Wake up, check the news … according to this year’s Reuters Institute Digital News Report, smartphones have become the main way people access news first thing in the morning. This is just one small example of how consumer behavior continues to change and things that seemed radical when I started working in media more than two decades ago — like instant access to always-on news sources — are now the minimum of what we expect as readers.
As we mark 20 years since Google News launched, I’ve been reflecting on the work our team does with news publishers of all sizes in Asia Pacific to support their focus on reaching audiences with the news content that matters to them. Here are some highlights of this recent work and a look at what’s coming up.
1. Local solutions for local needs
We work closely with the news industry across the region to develop solutions that work locally. In response to feedback from partners, we’ve developed bespoke programs such as Build New Local in Japan. This program is led by local newspapers to help them use technology to connect and digitally transform so they can become more sustainable and reach new audiences. We provided skills training on design and product thinking, facilitated an idea hackathon and brought local newspapers together to work on common challenges and new business ideas.
In Malaysia, we worked with The Star to conduct design thinking workshops to help determine the best way to maintain online readership and drive revenue, while in Indonesia we’ve worked with publishers like MalukuTerkini.com through the Local News Foundry to address their challenges. And in Australia, we partnered with five regional publishers as part of Project Kookaburra to experiment with new business models and strategies to thrive in the digital age.
2. Broader and deeper publisher engagement
In recent years, we’ve expanded our relationships with news partners and strengthened the way we work together, from conducting business training to providing support for publishers through activities such as the Google News Initiative (GNI) Digital Growth Program. In India, we identified more than 300 small-to-medium news publishers producing original news for local and regional communities and provided technical and product training for teams through the GNI Advertising Lab to help them grow digital ad revenues. The program also helps publishers optimize their content management systems, websites and ads.
We announced the GNI Journalism Emergency Relief Fund in 2020 to deliver urgent aid to thousands of small, medium and local news publishers globally as the news industry dealt with the economic downturn prompted by COVID-19. Many news partners in Asia Pacific benefited from this program — for example in South Korea, Jeonnam Ilbo used these funds to highlight the resilience of businesses affected by COVID-19 and connect them with support.
3. Tackling misinformation and supporting fact checking
The impact of misinformation has been top of mind during the pandemic, as people seek out reliable data, health information and updates. In this context we have worked to support local fact-checking efforts, for example investing in CekFakta, the collaborative fact-checking and verification project with the Indonesian Cyber Media Association, the Indonesian Anti-Slander Society (Mafindo) and the Alliance of Independent Journalists. The GNI was a founding supporter of CekFakta and earlier this year we announced additional investment to expand the fact-checking network.

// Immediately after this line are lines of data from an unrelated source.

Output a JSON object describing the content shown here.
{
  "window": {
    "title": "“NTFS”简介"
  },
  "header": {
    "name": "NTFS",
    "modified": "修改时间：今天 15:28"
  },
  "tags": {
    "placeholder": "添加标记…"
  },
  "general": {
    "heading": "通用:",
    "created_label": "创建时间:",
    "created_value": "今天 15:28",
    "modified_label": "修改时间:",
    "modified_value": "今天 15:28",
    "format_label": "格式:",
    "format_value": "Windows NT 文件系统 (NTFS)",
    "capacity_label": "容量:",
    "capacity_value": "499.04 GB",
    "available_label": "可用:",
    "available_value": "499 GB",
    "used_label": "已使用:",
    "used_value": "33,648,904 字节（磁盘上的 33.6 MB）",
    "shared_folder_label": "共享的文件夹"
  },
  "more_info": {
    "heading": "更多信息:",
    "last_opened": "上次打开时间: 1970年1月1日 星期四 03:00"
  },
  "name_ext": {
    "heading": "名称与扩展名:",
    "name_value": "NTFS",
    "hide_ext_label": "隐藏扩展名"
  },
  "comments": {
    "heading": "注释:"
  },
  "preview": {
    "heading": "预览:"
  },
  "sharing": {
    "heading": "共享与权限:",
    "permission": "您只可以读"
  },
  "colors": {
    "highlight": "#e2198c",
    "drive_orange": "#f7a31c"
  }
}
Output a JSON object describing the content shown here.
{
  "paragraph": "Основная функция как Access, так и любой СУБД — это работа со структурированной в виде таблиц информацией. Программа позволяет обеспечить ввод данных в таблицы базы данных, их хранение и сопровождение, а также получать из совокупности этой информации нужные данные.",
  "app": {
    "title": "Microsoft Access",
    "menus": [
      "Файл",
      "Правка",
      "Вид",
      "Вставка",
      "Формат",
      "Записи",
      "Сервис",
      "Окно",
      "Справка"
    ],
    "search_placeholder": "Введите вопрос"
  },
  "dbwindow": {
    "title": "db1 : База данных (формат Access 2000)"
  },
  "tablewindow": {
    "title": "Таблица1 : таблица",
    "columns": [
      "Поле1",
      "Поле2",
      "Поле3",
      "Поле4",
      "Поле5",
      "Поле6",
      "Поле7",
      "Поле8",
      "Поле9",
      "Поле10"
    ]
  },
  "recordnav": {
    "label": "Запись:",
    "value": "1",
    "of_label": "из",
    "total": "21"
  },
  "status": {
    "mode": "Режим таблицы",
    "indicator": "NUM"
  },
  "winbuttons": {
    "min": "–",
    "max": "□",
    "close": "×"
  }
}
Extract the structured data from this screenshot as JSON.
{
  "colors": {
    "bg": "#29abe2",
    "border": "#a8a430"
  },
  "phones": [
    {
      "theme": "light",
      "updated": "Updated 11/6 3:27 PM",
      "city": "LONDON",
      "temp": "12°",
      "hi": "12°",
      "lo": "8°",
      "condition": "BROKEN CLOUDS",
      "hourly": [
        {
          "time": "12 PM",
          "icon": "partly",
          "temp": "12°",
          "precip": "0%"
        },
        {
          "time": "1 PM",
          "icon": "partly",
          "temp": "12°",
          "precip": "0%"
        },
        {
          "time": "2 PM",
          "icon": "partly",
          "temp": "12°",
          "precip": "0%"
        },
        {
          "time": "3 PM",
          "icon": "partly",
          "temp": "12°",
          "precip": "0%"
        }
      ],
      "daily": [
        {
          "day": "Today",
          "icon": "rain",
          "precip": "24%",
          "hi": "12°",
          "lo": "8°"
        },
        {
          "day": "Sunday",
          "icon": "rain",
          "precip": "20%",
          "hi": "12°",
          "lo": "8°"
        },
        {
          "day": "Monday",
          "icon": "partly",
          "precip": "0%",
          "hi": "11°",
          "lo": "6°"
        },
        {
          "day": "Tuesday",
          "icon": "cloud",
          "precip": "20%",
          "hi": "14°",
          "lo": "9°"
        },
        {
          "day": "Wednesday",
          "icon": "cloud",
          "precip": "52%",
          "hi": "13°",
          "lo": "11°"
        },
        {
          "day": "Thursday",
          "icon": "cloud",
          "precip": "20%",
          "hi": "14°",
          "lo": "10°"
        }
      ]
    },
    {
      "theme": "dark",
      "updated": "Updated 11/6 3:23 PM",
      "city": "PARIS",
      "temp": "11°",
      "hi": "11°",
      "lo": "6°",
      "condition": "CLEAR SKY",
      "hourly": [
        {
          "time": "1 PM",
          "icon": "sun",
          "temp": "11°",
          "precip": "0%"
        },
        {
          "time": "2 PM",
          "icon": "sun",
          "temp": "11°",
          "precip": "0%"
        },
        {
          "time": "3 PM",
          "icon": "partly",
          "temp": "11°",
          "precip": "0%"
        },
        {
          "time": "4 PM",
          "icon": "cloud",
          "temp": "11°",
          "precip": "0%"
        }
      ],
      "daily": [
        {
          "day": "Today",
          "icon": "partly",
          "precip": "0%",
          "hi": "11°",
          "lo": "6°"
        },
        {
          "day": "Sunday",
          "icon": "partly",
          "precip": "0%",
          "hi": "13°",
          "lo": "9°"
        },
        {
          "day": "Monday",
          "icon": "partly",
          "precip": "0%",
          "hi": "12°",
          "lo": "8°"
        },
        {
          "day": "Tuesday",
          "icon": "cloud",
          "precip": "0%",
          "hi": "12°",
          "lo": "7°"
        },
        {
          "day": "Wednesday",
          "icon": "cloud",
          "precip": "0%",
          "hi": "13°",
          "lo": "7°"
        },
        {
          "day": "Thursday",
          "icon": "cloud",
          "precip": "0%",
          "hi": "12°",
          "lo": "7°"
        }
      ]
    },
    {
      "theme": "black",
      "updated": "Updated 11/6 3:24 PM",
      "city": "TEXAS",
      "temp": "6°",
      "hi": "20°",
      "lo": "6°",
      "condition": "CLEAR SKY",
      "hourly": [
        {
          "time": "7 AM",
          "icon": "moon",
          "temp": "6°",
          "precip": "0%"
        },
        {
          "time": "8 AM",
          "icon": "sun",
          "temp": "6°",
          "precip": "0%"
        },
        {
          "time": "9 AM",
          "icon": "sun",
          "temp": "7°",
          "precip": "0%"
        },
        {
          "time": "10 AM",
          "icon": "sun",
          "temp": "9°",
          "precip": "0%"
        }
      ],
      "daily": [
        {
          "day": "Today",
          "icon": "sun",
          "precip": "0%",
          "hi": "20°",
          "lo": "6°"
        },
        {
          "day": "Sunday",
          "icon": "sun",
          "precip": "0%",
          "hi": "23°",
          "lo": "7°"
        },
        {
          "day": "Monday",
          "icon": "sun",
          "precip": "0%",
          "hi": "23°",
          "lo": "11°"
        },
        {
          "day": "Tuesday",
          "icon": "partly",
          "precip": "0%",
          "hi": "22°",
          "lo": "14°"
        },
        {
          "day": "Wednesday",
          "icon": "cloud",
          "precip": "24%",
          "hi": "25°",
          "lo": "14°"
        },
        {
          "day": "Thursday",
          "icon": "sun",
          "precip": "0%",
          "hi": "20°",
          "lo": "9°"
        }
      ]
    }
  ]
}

Ahead of the Philippines’ presidential election, we supported #FactsFirstPH, a coalition of more than 100 news, civil society and business organizations to counter disinformation. They authored and amplified more than 800 fact checks and produced several studies on the nature of disinformation during the election period. We’ve also worked closely with DataLeads in India through the GNI India Training Network to train more than 35,000 journalists, media, educators, fact checkers and journalism students in fact-checking and verification skills.